I know a couple of high schoolers who have a serious desire to be a missionary. One of them said she just wanted to drop out of high school and move to Haiti until it was all taken care of down there. Another has frequently told me she doesn’t know what to do, but she knows she wants to do something. But it will probably be after college.
Both students love Jesus, and I believe the Spirit has probably placed a calling on their life for mission work (just as He placed a calling my life in the 9th grade for teaching). But I think these students indicate two very common perspectives that can all too easily fall into ineffective behaviors.
We have to be careful about our eagerness to dismiss schooling, or our desire to laud it. A pastor I respect wrote recently about the need to really ask ourselves, “is this a time to go or stay?” While he was talking about jobs, it’s a good principle that should be applied to school as well.
Over at What Christians Want to Know, they point out that much of a missionary desire is about emotions: “People can be emotionally moved by a dynamic speaker. But an emotional feeling will only sustain someone on the field for a short time. A true calling by God on their life is what is necessary to keep a missionary on the field.”
This is why school is important for most people. Strong emotions are needed to get things done in countries where no one is a “slave” to their watches, or people are already discouraged by decades of bondage. But in order to rightly use that power, you have to know how to channel it. School, whether its high school or college, can help you to more readily recognize where your energies can be put to use. A good example of how training is important can be found through the work of an organization here in Florida called ECHO. They are doing some brilliant things in third world countries, all in the name of Jesus. But they don’t send anyone anywhere without some formal training.
Too much emotion might save souls, but it won’t help rebuild agriculture. But on the flip side of that coin, too much school can kill the flame that God had once ignited in your heart. I’ve noticed a trend in some of my previous classmates: the more education they receive, the more cynical they become. They stayed too long in the academic world of ivory towers and dusty book shelves, all the while forgetting that those things don’t matter one whip if we’re not doing justice, loving mercy, and walking humbly with our God.

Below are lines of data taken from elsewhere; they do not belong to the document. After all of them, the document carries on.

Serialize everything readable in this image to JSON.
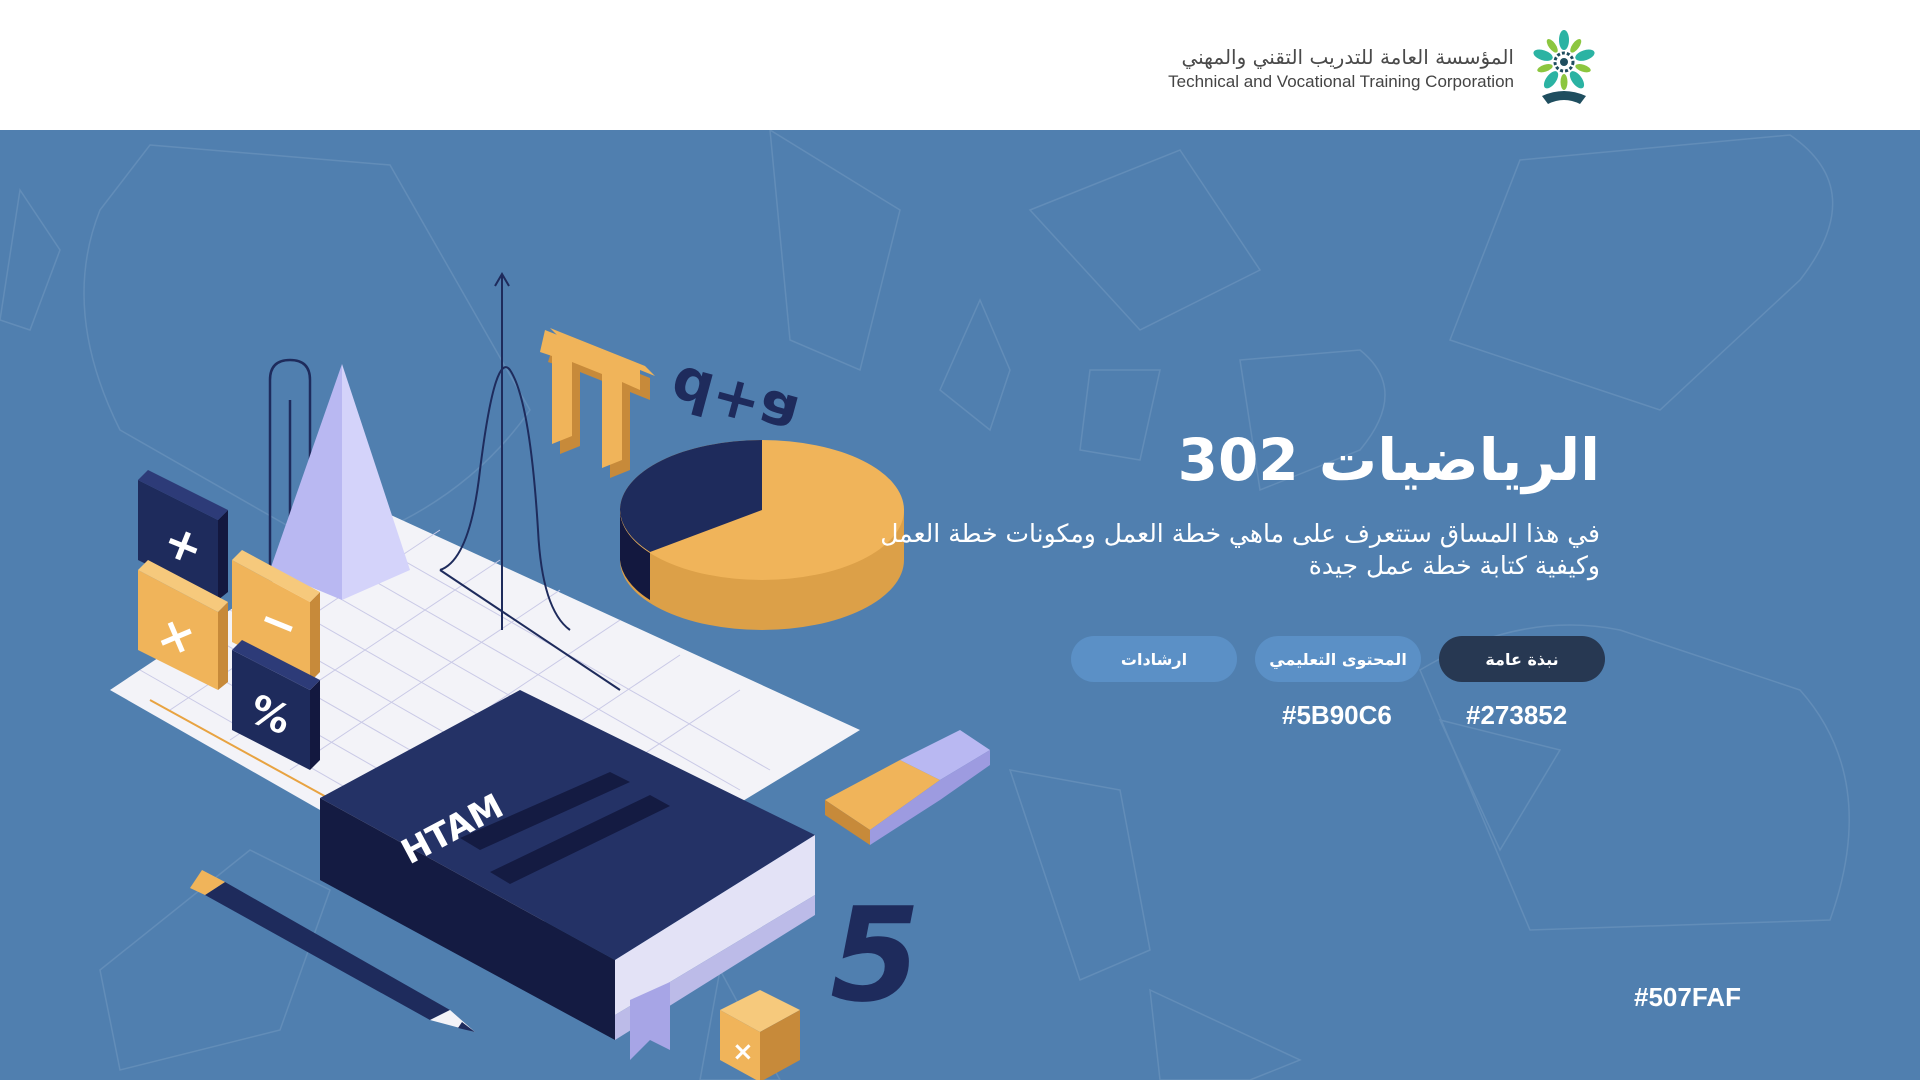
{
  "header": {
    "org_name_ar": "المؤسسة العامة للتدريب التقني والمهني",
    "org_name_en": "Technical and Vocational Training Corporation"
  },
  "course": {
    "title": "الرياضيات 302",
    "description": "في هذا المساق ستتعرف على ماهي خطة العمل ومكونات خطة العمل وكيفية كتابة خطة عمل جيدة"
  },
  "tabs": [
    {
      "label": "نبذة عامة",
      "state": "active"
    },
    {
      "label": "المحتوى التعليمي",
      "state": "inactive"
    },
    {
      "label": "ارشادات",
      "state": "inactive"
    }
  ],
  "swatches": {
    "active_tab": "#273852",
    "inactive_tab": "#5B90C6",
    "background": "#507FAF"
  },
  "illustration": {
    "book_label": "MATH",
    "formula": "d+a",
    "number": "5"
  },
  "colors": {
    "background": "#507FAF",
    "active_tab": "#273852",
    "inactive_tab": "#5B90C6",
    "navy": "#1E2B5C",
    "orange": "#F0B45A",
    "lavender": "#B9B8F2"
  }
}
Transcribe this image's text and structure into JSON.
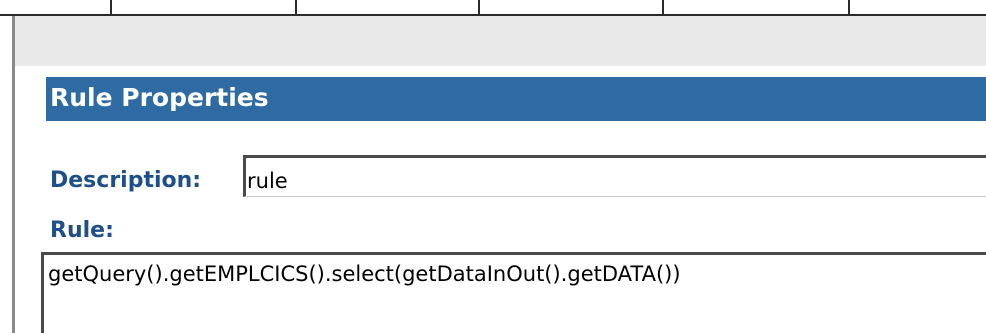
{
  "panel": {
    "title": "Rule Properties"
  },
  "form": {
    "description_label": "Description:",
    "description_value": "rule",
    "rule_label": "Rule:",
    "rule_value": "getQuery().getEMPLCICS().select(getDataInOut().getDATA())"
  },
  "colors": {
    "header_bg": "#2f6ba3",
    "label_text": "#1f4f8a",
    "band_bg": "#e9e9e9"
  }
}
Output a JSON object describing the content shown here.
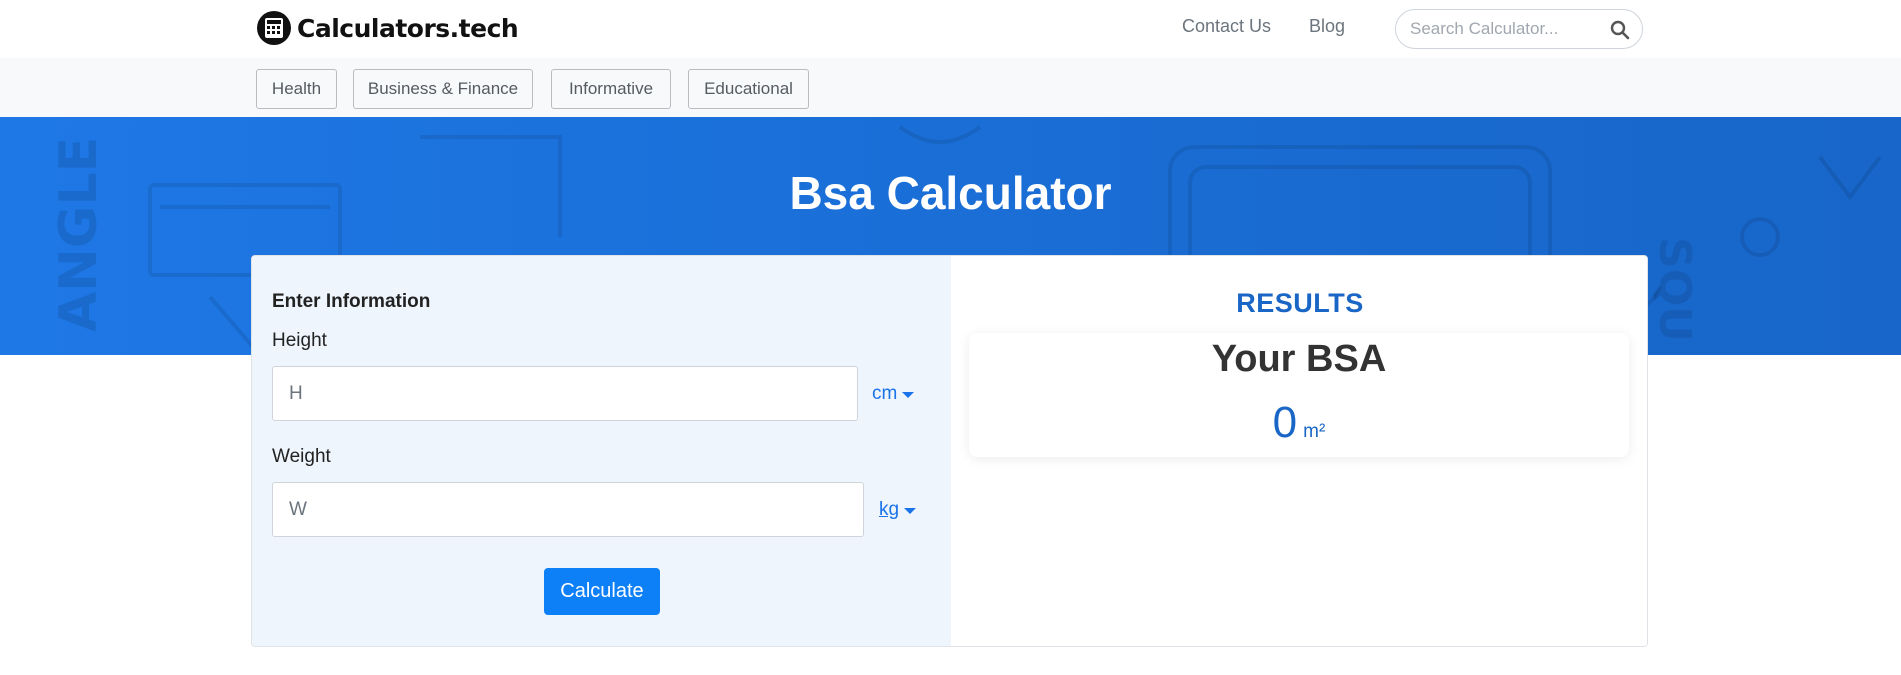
{
  "header": {
    "brand": "Calculators.tech",
    "nav": [
      "Contact Us",
      "Blog"
    ],
    "search_placeholder": "Search Calculator..."
  },
  "categories": [
    "Health",
    "Business & Finance",
    "Informative",
    "Educational"
  ],
  "hero": {
    "title": "Bsa Calculator"
  },
  "form": {
    "section_title": "Enter Information",
    "height": {
      "label": "Height",
      "placeholder": "H",
      "unit": "cm"
    },
    "weight": {
      "label": "Weight",
      "placeholder": "W",
      "unit": "kg"
    },
    "button": "Calculate"
  },
  "results": {
    "title": "RESULTS",
    "label": "Your BSA",
    "value": "0",
    "unit": "m²"
  },
  "colors": {
    "hero_blue": "#1a6ed6",
    "accent": "#1a66c6",
    "button": "#0d7ff7",
    "left_pane": "#eef5fd"
  },
  "icons": [
    "calculator-logo-icon",
    "search-icon",
    "caret-down-icon"
  ]
}
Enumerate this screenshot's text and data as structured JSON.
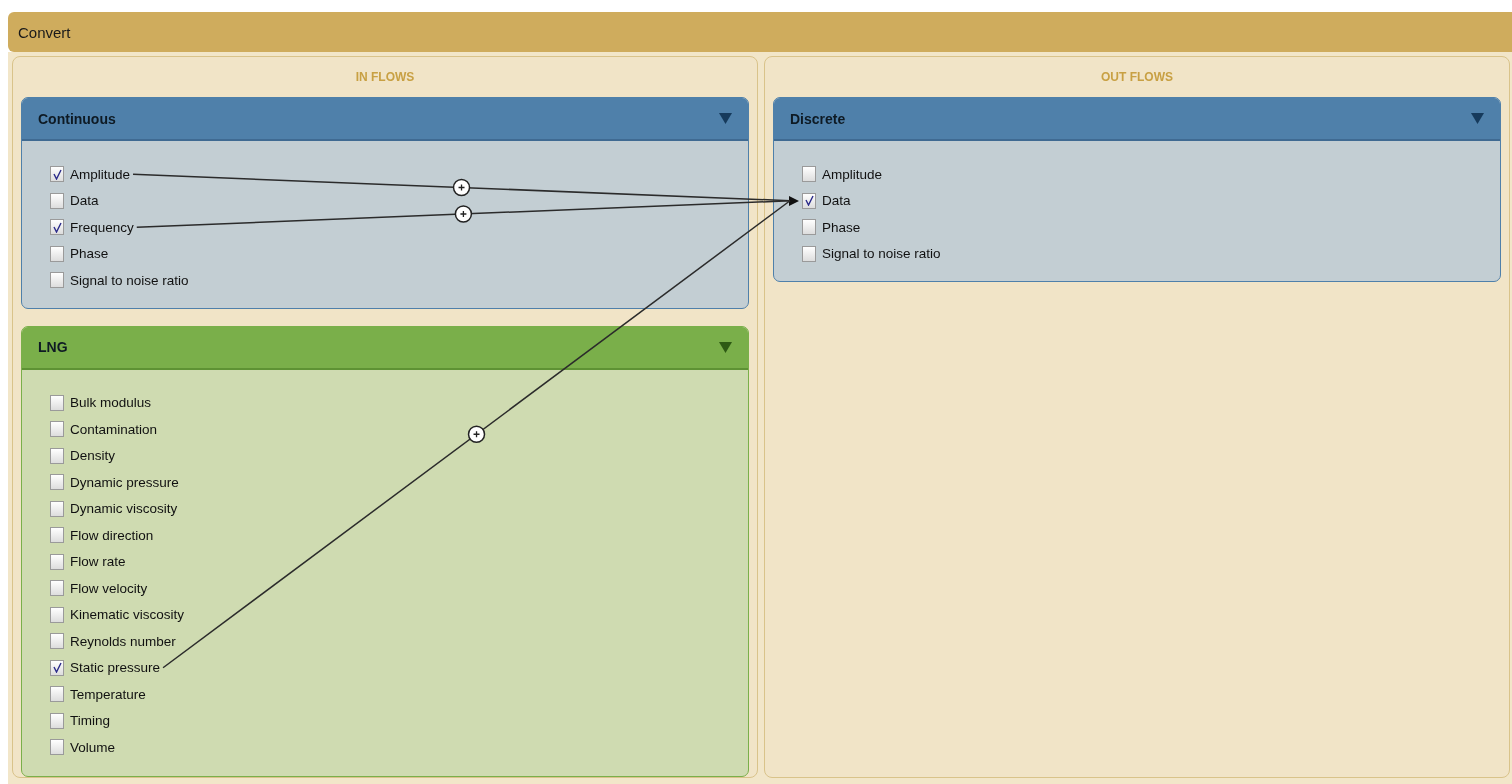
{
  "window": {
    "title": "Convert"
  },
  "columns": [
    {
      "title": "IN FLOWS",
      "groups": [
        {
          "name": "Continuous",
          "kind": "blue",
          "expanded": true,
          "items": [
            {
              "label": "Amplitude",
              "checked": true,
              "connected": true
            },
            {
              "label": "Data",
              "checked": false,
              "connected": false
            },
            {
              "label": "Frequency",
              "checked": true,
              "connected": true
            },
            {
              "label": "Phase",
              "checked": false,
              "connected": false
            },
            {
              "label": "Signal to noise ratio",
              "checked": false,
              "connected": false
            }
          ]
        },
        {
          "name": "LNG",
          "kind": "green",
          "expanded": true,
          "items": [
            {
              "label": "Bulk modulus",
              "checked": false,
              "connected": false
            },
            {
              "label": "Contamination",
              "checked": false,
              "connected": false
            },
            {
              "label": "Density",
              "checked": false,
              "connected": false
            },
            {
              "label": "Dynamic pressure",
              "checked": false,
              "connected": false
            },
            {
              "label": "Dynamic viscosity",
              "checked": false,
              "connected": false
            },
            {
              "label": "Flow direction",
              "checked": false,
              "connected": false
            },
            {
              "label": "Flow rate",
              "checked": false,
              "connected": false
            },
            {
              "label": "Flow velocity",
              "checked": false,
              "connected": false
            },
            {
              "label": "Kinematic viscosity",
              "checked": false,
              "connected": false
            },
            {
              "label": "Reynolds number",
              "checked": false,
              "connected": false
            },
            {
              "label": "Static pressure",
              "checked": true,
              "connected": true
            },
            {
              "label": "Temperature",
              "checked": false,
              "connected": false
            },
            {
              "label": "Timing",
              "checked": false,
              "connected": false
            },
            {
              "label": "Volume",
              "checked": false,
              "connected": false
            }
          ]
        }
      ]
    },
    {
      "title": "OUT FLOWS",
      "groups": [
        {
          "name": "Discrete",
          "kind": "blue",
          "expanded": true,
          "items": [
            {
              "label": "Amplitude",
              "checked": false,
              "connected": false
            },
            {
              "label": "Data",
              "checked": true,
              "connected": true
            },
            {
              "label": "Phase",
              "checked": false,
              "connected": false
            },
            {
              "label": "Signal to noise ratio",
              "checked": false,
              "connected": false
            }
          ]
        }
      ]
    }
  ]
}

In the long run, school should be a benefit, but that benefit must be tempered with God’s leading. It’s the only way to know when to stay, or when to go, which is a big question when you’re trying to save the world.